  2. Google Translate agrees with your read of what the Rasmussen/Lønborg article says about the length of the tablet-woven band. I just wish I had a photograph that showed that. The photograph from Viking Clothing is useless for that purpose.

  3. Have you guys seen this? I know the era is wrong, but...

  4. @Portia No, I had not seen the second century CE "Roman" sculpture from the eastern half of the Empire (wish the site had more detailed information about where it was found, but antiquities sellers seldom do, unfortunately), and it is interesting. Unfortunately, without more information about where it was found (and thus what woman, or sort of woman, the sculptor was trying to depict), it's hard to make reasonable deductions about what it tells us about her costume.

    It has long been assumed that the Roman stola (the wool overdress that was emblematic of decent Roman matrons) was the ancestor of the Viking "apron dress", but that's a proposition that's hard to prove. Stolas, like apron dresses, hung from straps and could be pleated like the garment shown on this statue. On the other hand, the stola was characteristically made from wool and was always pleated, while there is evidence that some Viking "apron dresses" were made from linen and not all "apron dresses" were pleated. More information about this statue might be a helpful link in establishing this chronology.
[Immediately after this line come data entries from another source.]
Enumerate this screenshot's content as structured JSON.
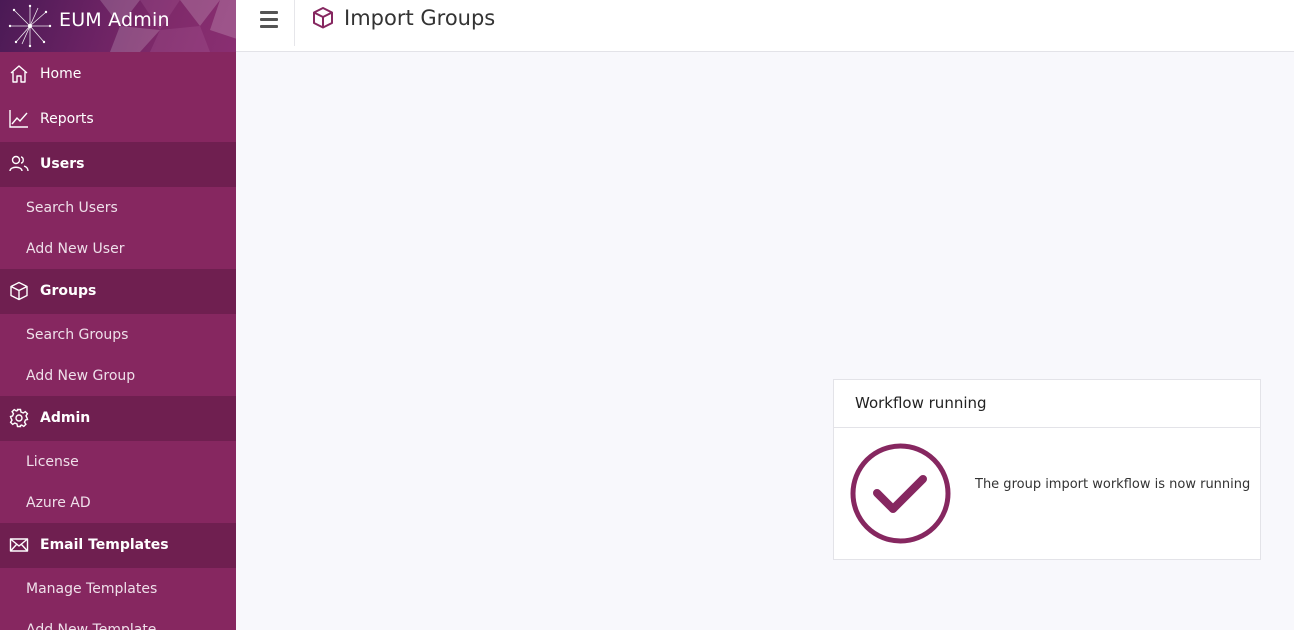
{
  "brand": {
    "title": "EUM Admin",
    "logo_icon": "network-star-logo"
  },
  "topbar": {
    "menu_icon": "hamburger-icon",
    "page_icon": "cube-icon",
    "page_title": "Import Groups"
  },
  "sidebar": {
    "items": [
      {
        "type": "section",
        "label": "Home",
        "icon": "home-icon",
        "active": false
      },
      {
        "type": "section",
        "label": "Reports",
        "icon": "chart-line-icon",
        "active": false
      },
      {
        "type": "section",
        "label": "Users",
        "icon": "users-icon",
        "active": true
      },
      {
        "type": "sub",
        "label": "Search Users"
      },
      {
        "type": "sub",
        "label": "Add New User"
      },
      {
        "type": "section",
        "label": "Groups",
        "icon": "cube-icon",
        "active": true
      },
      {
        "type": "sub",
        "label": "Search Groups"
      },
      {
        "type": "sub",
        "label": "Add New Group"
      },
      {
        "type": "section",
        "label": "Admin",
        "icon": "gear-icon",
        "active": true
      },
      {
        "type": "sub",
        "label": "License"
      },
      {
        "type": "sub",
        "label": "Azure AD"
      },
      {
        "type": "section",
        "label": "Email Templates",
        "icon": "envelope-icon",
        "active": true
      },
      {
        "type": "sub",
        "label": "Manage Templates"
      },
      {
        "type": "sub",
        "label": "Add New Template"
      }
    ]
  },
  "card": {
    "title": "Workflow running",
    "status_icon": "check-circle-icon",
    "message": "The group import workflow is now running"
  },
  "colors": {
    "accent": "#862760",
    "accent_dark": "#6f1f50",
    "background": "#f8f8fc"
  }
}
    The David Aaron site refers to the "cloak" over the statue's head as a "himation". That's unlikely, as the "himation" was seen as a Greek, not a Roman garment. If the woman was Roman, that fabric likely was part of a palla, the wrapped cloak commonly worn by Roman women. It could even be a separate veil.